**Brief:**
Show every line of the data that includes the word "stanie".

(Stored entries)
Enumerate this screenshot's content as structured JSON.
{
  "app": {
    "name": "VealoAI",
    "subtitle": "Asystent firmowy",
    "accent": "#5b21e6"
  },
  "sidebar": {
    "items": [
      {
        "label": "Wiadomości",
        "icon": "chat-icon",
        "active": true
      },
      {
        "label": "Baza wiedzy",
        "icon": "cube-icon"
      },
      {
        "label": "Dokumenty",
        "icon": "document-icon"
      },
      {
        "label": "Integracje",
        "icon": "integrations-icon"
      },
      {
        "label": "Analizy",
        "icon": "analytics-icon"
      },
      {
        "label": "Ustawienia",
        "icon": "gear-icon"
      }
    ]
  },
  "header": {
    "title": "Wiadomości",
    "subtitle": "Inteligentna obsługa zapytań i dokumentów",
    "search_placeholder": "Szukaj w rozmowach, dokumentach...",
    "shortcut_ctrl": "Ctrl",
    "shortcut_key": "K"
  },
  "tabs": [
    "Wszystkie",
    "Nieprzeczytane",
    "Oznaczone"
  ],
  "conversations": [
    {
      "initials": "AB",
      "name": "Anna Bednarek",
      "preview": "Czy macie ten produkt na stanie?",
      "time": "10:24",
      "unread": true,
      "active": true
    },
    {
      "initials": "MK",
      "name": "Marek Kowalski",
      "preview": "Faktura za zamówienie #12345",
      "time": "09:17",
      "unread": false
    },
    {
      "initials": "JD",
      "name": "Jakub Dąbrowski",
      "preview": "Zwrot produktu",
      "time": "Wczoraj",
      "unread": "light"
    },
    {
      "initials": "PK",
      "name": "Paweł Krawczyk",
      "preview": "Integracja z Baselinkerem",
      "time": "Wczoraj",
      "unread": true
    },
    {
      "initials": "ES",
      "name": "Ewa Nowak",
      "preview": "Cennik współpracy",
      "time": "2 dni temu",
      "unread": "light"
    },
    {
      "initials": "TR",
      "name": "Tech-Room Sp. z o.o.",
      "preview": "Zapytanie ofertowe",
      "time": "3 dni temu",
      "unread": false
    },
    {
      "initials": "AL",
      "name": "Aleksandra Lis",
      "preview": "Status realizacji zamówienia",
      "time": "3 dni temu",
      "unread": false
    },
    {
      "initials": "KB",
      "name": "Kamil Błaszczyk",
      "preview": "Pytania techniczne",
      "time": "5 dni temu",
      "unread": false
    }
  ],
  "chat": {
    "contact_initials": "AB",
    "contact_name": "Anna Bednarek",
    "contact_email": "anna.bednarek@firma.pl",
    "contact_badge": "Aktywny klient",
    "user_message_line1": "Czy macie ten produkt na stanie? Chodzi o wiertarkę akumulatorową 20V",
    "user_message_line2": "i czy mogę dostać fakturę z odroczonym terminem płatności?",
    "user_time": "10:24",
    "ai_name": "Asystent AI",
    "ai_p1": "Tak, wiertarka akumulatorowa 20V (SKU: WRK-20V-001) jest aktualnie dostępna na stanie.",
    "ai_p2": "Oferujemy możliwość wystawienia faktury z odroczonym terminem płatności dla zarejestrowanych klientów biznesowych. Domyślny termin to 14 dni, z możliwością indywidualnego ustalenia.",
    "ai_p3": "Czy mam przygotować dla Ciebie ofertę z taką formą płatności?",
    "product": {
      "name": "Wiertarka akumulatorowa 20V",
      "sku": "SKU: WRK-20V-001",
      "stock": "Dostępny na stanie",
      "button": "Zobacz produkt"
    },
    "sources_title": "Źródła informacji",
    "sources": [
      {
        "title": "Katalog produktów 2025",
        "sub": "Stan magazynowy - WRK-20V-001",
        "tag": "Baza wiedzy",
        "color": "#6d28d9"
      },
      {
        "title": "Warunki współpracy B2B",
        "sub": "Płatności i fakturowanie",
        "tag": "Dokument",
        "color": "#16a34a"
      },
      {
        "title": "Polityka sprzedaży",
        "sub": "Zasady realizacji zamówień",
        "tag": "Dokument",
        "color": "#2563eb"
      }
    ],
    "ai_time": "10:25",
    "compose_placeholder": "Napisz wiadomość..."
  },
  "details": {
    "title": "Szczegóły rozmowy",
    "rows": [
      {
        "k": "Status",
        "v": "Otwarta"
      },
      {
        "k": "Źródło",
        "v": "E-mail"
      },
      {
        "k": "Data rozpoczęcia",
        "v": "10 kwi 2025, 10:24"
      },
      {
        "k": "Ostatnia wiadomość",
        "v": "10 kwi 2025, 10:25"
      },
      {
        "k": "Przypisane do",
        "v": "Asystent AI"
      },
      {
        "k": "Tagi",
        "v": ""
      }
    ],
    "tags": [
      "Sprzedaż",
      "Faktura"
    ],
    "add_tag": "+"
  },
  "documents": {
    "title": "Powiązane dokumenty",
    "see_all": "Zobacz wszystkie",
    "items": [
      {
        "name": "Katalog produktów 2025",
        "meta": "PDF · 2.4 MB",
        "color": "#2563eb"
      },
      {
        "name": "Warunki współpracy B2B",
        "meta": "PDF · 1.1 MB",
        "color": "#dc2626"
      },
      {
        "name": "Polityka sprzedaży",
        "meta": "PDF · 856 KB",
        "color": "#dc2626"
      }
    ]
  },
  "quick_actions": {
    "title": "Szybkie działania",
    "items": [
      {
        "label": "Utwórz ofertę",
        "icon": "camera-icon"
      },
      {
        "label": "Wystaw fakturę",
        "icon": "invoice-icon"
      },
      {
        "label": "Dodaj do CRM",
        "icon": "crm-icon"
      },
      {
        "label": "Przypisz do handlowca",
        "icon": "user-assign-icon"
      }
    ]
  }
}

**Solution:**
      "preview": "Czy macie ten produkt na stanie?",
    "user_message_line1": "Czy macie ten produkt na stanie? Chodzi o wiertarkę akumulatorową 20V",
    "ai_p1": "Tak, wiertarka akumulatorowa 20V (SKU: WRK-20V-001) jest aktualnie dostępna na stanie.",
      "stock": "Dostępny na stanie",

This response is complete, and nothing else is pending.